» **Instructions for the task**:
Nothing in the records should differ when they are repeated. Restate them word for word.

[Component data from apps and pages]
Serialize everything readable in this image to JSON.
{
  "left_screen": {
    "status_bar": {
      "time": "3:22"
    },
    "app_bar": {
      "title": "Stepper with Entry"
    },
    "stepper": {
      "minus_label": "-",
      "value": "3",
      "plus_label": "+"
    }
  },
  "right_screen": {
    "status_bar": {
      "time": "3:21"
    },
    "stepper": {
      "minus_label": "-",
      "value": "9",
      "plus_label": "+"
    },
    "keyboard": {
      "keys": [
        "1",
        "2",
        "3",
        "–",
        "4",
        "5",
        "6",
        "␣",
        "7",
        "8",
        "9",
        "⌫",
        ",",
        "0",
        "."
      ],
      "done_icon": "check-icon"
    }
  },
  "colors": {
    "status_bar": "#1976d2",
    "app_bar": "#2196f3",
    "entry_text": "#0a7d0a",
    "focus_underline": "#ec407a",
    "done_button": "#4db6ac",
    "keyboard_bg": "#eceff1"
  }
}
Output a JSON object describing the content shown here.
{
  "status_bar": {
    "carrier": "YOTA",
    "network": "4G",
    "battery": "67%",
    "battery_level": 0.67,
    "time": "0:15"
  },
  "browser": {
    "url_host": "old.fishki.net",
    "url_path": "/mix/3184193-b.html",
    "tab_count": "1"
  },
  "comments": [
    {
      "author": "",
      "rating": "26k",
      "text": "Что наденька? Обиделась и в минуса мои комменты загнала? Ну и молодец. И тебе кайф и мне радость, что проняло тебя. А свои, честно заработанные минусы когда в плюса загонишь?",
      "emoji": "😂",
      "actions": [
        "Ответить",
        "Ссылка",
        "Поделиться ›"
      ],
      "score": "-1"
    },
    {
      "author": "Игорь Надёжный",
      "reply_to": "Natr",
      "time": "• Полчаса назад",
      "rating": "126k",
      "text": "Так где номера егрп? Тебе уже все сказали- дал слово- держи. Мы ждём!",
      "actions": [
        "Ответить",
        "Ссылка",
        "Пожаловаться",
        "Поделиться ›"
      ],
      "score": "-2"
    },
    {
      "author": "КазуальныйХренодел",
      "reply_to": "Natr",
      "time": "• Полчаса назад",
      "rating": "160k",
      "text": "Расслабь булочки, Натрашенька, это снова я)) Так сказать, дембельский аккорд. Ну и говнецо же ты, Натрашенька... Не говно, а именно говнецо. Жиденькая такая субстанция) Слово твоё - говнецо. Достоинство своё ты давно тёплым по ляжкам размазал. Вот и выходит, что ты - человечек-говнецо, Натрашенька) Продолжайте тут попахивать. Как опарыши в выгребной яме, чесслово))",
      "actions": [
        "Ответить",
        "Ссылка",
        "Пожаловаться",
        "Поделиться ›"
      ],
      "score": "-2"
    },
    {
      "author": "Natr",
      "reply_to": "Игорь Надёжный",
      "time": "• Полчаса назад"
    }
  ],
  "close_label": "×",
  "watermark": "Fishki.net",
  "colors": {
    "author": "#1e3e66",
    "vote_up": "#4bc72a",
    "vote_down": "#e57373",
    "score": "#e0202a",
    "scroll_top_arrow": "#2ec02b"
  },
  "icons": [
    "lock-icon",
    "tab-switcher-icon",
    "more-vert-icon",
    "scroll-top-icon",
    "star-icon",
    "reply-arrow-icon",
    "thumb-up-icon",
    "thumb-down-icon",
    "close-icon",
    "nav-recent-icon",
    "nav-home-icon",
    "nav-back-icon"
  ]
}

» **Task result**:
Serialize everything readable in this image to JSON.
{
  "left_screen": {
    "status_bar": {
      "time": "3:22"
    },
    "app_bar": {
      "title": "Stepper with Entry"
    },
    "stepper": {
      "minus_label": "-",
      "value": "3",
      "plus_label": "+"
    }
  },
  "right_screen": {
    "status_bar": {
      "time": "3:21"
    },
    "stepper": {
      "minus_label": "-",
      "value": "9",
      "plus_label": "+"
    },
    "keyboard": {
      "keys": [
        "1",
        "2",
        "3",
        "–",
        "4",
        "5",
        "6",
        "␣",
        "7",
        "8",
        "9",
        "⌫",
        ",",
        "0",
        "."
      ],
      "done_icon": "check-icon"
    }
  },
  "colors": {
    "status_bar": "#1976d2",
    "app_bar": "#2196f3",
    "entry_text": "#0a7d0a",
    "focus_underline": "#ec407a",
    "done_button": "#4db6ac",
    "keyboard_bg": "#eceff1"
  }
}
Output a JSON object describing the content shown here.
{
  "status_bar": {
    "carrier": "YOTA",
    "network": "4G",
    "battery": "67%",
    "battery_level": 0.67,
    "time": "0:15"
  },
  "browser": {
    "url_host": "old.fishki.net",
    "url_path": "/mix/3184193-b.html",
    "tab_count": "1"
  },
  "comments": [
    {
      "author": "",
      "rating": "26k",
      "text": "Что наденька? Обиделась и в минуса мои комменты загнала? Ну и молодец. И тебе кайф и мне радость, что проняло тебя. А свои, честно заработанные минусы когда в плюса загонишь?",
      "emoji": "😂",
      "actions": [
        "Ответить",
        "Ссылка",
        "Поделиться ›"
      ],
      "score": "-1"
    },
    {
      "author": "Игорь Надёжный",
      "reply_to": "Natr",
      "time": "• Полчаса назад",
      "rating": "126k",
      "text": "Так где номера егрп? Тебе уже все сказали- дал слово- держи. Мы ждём!",
      "actions": [
        "Ответить",
        "Ссылка",
        "Пожаловаться",
        "Поделиться ›"
      ],
      "score": "-2"
    },
    {
      "author": "КазуальныйХренодел",
      "reply_to": "Natr",
      "time": "• Полчаса назад",
      "rating": "160k",
      "text": "Расслабь булочки, Натрашенька, это снова я)) Так сказать, дембельский аккорд. Ну и говнецо же ты, Натрашенька... Не говно, а именно говнецо. Жиденькая такая субстанция) Слово твоё - говнецо. Достоинство своё ты давно тёплым по ляжкам размазал. Вот и выходит, что ты - человечек-говнецо, Натрашенька) Продолжайте тут попахивать. Как опарыши в выгребной яме, чесслово))",
      "actions": [
        "Ответить",
        "Ссылка",
        "Пожаловаться",
        "Поделиться ›"
      ],
      "score": "-2"
    },
    {
      "author": "Natr",
      "reply_to": "Игорь Надёжный",
      "time": "• Полчаса назад"
    }
  ],
  "close_label": "×",
  "watermark": "Fishki.net",
  "colors": {
    "author": "#1e3e66",
    "vote_up": "#4bc72a",
    "vote_down": "#e57373",
    "score": "#e0202a",
    "scroll_top_arrow": "#2ec02b"
  },
  "icons": [
    "lock-icon",
    "tab-switcher-icon",
    "more-vert-icon",
    "scroll-top-icon",
    "star-icon",
    "reply-arrow-icon",
    "thumb-up-icon",
    "thumb-down-icon",
    "close-icon",
    "nav-recent-icon",
    "nav-home-icon",
    "nav-back-icon"
  ]
}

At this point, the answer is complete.